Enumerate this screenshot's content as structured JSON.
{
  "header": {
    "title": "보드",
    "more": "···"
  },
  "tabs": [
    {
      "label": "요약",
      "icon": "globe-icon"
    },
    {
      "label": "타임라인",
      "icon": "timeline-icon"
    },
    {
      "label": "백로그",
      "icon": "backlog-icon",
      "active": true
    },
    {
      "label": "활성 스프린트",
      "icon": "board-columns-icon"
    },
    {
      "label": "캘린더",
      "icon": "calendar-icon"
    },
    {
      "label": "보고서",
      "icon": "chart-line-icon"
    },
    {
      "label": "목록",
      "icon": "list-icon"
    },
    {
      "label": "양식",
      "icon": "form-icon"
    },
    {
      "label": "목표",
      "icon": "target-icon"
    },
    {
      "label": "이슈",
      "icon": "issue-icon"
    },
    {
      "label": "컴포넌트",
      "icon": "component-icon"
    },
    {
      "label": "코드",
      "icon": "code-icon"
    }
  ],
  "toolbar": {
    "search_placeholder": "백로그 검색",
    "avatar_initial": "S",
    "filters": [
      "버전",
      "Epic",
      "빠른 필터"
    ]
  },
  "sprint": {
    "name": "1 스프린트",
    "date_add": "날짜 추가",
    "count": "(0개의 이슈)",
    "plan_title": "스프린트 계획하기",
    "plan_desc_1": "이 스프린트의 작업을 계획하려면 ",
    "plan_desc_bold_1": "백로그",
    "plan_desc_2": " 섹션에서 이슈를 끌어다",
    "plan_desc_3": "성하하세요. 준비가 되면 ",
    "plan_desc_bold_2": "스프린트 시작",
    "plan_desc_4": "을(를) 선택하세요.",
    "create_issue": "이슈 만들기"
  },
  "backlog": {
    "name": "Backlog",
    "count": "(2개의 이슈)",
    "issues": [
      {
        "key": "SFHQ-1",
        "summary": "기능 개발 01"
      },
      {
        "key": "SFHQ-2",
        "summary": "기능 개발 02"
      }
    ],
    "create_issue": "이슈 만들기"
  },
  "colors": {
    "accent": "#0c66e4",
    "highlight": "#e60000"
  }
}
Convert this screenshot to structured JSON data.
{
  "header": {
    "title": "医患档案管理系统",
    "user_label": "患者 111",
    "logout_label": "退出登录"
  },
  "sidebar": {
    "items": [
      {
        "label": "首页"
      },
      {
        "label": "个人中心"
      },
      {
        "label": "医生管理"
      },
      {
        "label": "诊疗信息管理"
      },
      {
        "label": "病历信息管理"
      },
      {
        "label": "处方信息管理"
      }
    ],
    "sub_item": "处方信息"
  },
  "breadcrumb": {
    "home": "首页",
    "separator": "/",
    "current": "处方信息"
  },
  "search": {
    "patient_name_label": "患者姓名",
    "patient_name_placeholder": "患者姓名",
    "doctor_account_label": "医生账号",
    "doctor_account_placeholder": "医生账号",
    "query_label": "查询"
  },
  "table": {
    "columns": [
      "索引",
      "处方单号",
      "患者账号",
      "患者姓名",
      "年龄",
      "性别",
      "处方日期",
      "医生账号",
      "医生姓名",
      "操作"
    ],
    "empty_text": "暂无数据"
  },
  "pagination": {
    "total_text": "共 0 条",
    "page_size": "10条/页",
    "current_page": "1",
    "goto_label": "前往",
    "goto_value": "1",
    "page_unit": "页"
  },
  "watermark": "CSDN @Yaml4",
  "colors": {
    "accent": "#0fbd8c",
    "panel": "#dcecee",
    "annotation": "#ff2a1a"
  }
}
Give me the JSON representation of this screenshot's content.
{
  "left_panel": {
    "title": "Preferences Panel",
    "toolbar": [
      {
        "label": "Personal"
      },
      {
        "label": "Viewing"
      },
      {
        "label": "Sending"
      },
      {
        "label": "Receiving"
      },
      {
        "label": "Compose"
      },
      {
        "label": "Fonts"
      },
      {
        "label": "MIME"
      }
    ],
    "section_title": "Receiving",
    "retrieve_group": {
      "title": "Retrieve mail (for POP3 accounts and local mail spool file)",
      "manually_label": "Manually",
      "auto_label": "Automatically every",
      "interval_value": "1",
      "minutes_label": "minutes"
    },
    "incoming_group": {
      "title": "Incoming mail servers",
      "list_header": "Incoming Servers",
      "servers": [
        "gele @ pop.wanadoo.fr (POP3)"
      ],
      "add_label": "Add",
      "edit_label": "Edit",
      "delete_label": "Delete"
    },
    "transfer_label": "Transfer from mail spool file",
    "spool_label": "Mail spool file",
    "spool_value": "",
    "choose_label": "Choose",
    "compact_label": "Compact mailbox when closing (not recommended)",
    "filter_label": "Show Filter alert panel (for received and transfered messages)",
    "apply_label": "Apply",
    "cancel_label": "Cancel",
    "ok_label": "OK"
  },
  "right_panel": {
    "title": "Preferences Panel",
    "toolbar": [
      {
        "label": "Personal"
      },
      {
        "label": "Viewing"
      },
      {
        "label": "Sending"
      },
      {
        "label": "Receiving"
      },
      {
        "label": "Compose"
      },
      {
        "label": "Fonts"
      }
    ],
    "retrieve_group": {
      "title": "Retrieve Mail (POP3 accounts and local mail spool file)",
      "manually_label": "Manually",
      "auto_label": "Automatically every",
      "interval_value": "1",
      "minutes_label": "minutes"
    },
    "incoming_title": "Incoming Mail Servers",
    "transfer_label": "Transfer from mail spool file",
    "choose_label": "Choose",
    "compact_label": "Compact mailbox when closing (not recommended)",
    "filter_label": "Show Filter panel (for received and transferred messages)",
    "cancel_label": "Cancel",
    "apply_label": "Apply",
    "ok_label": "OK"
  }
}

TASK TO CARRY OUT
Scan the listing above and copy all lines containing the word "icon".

ANSWER TO THE EXERCISE
      "icon": "globe-icon"
      "icon": "timeline-icon"
      "icon": "backlog-icon",
      "icon": "board-columns-icon"
      "icon": "calendar-icon"
      "icon": "chart-line-icon"
      "icon": "list-icon"
      "icon": "form-icon"
      "icon": "target-icon"
      "icon": "issue-icon"
      "icon": "component-icon"
      "icon": "code-icon"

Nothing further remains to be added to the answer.